Join Dennis Taylor for an in-depth discussion in this video Tabulating information using a single criterion with COUNTIF, SUMIF, and AVERAGEIF, part of Excel 2013: Advanced Formulas and Functions.
If you're trying to tabulate data, particularly from large lists, you want to take advantage of a family of functions called CountIF, SumIF, and AverageIF. In this worksheet, we might want to know how many full time people work here. We could do this by way of a pivot table or possibly a more complex formula. But CountIF works quickly and easily. Equal Count IF. I'm using this in cell K2, and we're looking in column D for these entries, comma. And what are we looking for? Full time.
Now, if we don't have this in a nearby cell, I do, in cell L2, but if we don't, we would type "full time" press Enter, we get an answer. Since it's in a nearby cell, we'll just refer to that, enter, we have our answer. And we can double-click here to copy this down into the next three cells, as well, too. So, in all cases here, we have an account of how many hourly people we have, how many contract people, half-time and full-time, quickly and easily. Occasionally you might want to use this feature with wild cards.
Probably unlikely you'd want to total the full-time and half-time people. You can see what that total is right there, it's 489, but if we were doing this in an isolated case, we could type equal Count IF left parentheses. We'd be looking in column D, comma, and then double quote, asterisk, time. And asterisk is a wildcard meaning any number of characters preceding the word time and then a double quote. And there's our total, 489. By highlighting these two cells we see the total at the bottom, that's 489, so in a fact we're doing the same kind of thing here, but in a different way.
A similar use might be, we're looking at our list over there, we're just kind of curious. How many of these entries contain the letters? Tim, like in Timothy here. Maybe there are some Tims, we've got a few Timothys perhaps popping up. How many of those do we have? In that case, Tim is preceded by text is also followed by text. So in this example here, if we're doing a quick Count IF. We're looking in column A, and then within double quotes it's asterisk t i m asterisk double quote, and then we're done.
There are nine of them. And we could verify that with a quick use of filter. Just clicking within the data, use a filter, and then jumping into column A simply in the Search panel here, type tim and press Enter. And there's our list of all the Tims. There's actually one single Tim, and a lot of Timothys. But we've got nine entries there, and that's exactly what we found in our previous example. So, getting rid of the filter, going back to normal here. And viewing this once again. The asterisk on either side means ten preceded by and or followed by any number of different characters. So, you can also use this function in a more expansive way using Wildcard type symbol.

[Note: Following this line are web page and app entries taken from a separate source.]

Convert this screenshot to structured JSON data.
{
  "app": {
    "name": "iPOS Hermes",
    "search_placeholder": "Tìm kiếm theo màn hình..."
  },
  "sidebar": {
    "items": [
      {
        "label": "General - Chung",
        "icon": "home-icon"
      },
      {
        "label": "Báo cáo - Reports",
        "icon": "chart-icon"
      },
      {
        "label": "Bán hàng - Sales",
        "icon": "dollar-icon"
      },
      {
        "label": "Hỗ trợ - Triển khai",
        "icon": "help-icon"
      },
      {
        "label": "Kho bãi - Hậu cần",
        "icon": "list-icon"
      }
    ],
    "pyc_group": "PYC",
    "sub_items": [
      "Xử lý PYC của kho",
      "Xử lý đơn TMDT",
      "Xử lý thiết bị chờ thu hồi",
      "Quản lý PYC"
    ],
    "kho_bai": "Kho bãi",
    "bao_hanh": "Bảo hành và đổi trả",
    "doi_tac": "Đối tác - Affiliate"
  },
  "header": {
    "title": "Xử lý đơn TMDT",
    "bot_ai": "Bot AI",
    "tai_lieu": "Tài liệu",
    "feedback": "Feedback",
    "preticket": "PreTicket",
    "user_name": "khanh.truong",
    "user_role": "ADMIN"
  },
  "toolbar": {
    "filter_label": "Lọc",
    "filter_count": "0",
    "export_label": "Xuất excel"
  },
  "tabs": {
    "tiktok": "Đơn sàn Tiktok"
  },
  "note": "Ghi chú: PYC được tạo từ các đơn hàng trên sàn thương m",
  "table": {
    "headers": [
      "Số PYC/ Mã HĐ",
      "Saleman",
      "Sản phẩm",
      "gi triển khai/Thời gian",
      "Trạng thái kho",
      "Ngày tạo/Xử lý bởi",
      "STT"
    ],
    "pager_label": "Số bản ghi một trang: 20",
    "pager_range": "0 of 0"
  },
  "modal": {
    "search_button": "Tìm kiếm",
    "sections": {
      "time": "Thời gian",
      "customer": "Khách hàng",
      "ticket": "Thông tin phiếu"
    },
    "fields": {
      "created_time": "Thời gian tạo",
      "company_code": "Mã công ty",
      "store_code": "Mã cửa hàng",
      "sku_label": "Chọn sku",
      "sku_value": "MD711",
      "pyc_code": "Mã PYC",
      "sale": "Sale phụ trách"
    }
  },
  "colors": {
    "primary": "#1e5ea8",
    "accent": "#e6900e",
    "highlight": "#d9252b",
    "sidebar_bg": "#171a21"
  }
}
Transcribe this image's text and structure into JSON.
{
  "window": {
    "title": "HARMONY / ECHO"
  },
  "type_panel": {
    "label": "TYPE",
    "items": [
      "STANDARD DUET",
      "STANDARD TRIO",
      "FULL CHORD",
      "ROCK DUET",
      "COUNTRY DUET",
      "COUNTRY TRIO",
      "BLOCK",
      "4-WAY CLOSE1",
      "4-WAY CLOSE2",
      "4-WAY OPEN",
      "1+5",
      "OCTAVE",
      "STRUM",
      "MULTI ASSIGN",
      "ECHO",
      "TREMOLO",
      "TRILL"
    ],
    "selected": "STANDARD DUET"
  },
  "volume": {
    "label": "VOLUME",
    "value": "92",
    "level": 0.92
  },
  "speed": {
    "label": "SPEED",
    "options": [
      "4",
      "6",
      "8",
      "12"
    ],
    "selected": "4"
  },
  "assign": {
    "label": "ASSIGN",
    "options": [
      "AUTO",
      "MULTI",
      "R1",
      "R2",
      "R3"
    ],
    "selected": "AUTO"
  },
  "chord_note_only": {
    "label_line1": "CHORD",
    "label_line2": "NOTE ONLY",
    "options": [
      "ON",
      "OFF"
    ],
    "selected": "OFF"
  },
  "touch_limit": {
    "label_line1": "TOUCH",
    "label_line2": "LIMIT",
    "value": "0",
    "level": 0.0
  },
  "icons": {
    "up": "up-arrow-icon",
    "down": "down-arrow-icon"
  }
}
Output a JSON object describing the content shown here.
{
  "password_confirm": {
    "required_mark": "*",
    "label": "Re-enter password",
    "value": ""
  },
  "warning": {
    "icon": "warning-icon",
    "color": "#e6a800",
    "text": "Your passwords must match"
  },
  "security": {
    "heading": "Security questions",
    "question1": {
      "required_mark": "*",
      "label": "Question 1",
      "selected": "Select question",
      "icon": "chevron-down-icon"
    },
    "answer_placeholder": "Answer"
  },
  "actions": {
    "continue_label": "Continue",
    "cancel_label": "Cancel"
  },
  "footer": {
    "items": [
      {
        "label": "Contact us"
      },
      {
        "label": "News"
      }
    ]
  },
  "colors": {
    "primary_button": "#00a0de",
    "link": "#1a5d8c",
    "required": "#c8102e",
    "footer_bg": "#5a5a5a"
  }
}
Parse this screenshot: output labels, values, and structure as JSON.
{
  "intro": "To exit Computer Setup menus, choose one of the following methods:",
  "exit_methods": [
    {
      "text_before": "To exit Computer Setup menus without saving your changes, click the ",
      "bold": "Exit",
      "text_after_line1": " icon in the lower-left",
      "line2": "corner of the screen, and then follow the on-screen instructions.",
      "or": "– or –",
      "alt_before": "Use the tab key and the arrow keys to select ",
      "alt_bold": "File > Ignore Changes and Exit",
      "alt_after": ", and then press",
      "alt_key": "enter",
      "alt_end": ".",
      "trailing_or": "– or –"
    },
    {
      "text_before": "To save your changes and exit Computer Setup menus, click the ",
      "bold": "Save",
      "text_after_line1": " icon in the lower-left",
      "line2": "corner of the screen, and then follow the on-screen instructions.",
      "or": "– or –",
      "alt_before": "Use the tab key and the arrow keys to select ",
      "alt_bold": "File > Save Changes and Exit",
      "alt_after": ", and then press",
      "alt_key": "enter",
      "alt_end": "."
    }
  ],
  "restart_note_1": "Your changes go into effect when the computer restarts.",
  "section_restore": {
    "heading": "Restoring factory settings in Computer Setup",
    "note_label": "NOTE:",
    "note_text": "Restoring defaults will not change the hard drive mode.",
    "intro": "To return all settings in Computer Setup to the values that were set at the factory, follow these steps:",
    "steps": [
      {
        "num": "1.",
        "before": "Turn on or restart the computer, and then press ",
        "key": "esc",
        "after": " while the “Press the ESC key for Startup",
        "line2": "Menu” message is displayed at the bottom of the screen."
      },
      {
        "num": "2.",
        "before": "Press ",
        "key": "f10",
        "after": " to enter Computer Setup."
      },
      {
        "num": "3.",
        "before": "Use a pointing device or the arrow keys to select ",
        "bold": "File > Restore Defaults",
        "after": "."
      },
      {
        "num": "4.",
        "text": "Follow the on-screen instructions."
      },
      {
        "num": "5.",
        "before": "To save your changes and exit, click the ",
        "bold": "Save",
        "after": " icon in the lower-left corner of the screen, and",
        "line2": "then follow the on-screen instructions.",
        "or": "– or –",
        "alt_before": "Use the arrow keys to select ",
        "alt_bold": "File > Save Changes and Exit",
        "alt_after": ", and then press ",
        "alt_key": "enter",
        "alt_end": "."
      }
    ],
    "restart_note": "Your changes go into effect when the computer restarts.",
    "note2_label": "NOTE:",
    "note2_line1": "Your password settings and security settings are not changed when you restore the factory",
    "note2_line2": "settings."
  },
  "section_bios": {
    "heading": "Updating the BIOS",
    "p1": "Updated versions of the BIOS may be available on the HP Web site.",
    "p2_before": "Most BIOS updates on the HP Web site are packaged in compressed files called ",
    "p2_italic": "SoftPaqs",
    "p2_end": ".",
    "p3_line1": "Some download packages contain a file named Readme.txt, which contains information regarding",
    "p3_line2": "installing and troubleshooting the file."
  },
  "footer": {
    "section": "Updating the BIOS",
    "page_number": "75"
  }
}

Now the companion to Count IF is called Sum IF. The idea with Sum IF is we might start off in the same way, in other words, we're looking for people who are full-time. But Sum IF has an additional argument, a third argument that allows us to say, in effect. Once we've found the full-time people, comma, let's go get their salaries and add them. In other words What are we spending on salaries for full-time people? We're looking in column D to see how many of those entries are full-time. It comes out of cell L2 here and when we do find an entry that's full-time, we go to column H, take that value, let's add up the full-time salaries. There they are.
And we'll simply double-click to copy it down there. There are the salaries. Look at the bottom of the screen in the status bar, 41,653,876 then we should see the same number if we click column H. And there it is, identical. Keep in mind the status bar will vary if you right-click it and possibly check or uncheck some of the options found in this section here. I tend to leave them all checked. I don't always need them all. But any time you highlight two or more cells.
And that includes the view highlighted column. You will get totals at the bottom. And it's real handy, at times, to do cross verification. So, getting back to SumIF. For years in prior versions, there was a SumIF. There was a Count IF. But no AverageIF. And a lot of users kept saying, give us AverageIF. Finally they have. If you don't have an AverageIF, you've gotta take SumIF and divide it by CountIF. But it certainly is a lot more straightforward here to say, and in fact, let's get the average of salaries for full-time people.
And there it is. And here too, double clicking will get the average salary for our other kinds of entries as well. And so, the example here in column K, right here, AverageIF. Remember, cell L2 has the text full time. If the entry in column D is full time, then let's go to column H. And what are we going to do? Average all of those salaries. So, we can see how CountIF, SumIF, and AverageIF give us easy ways to tabulate data from lists like this without having to sort the data or rearrange it in any way.
- Displaying and highlighting formulas
- Converting formulas to values
- Creating 3D formulas to gather data from multiple sheets
- Understanding the hierarchy of operations in formulas
- Using absolute and relative references
- Creating and expanding the use of nested IF statements
- Looking up information with VLOOKUP, MATCH, and INDEX
- Using the power functions: COUNTIF, SUMIF, and AVERAGEIF
- Analyzing data with the statistical functions
- Performing basic math
- Calculating dates and times
- Editing text with functions
- Checking for errors with formulas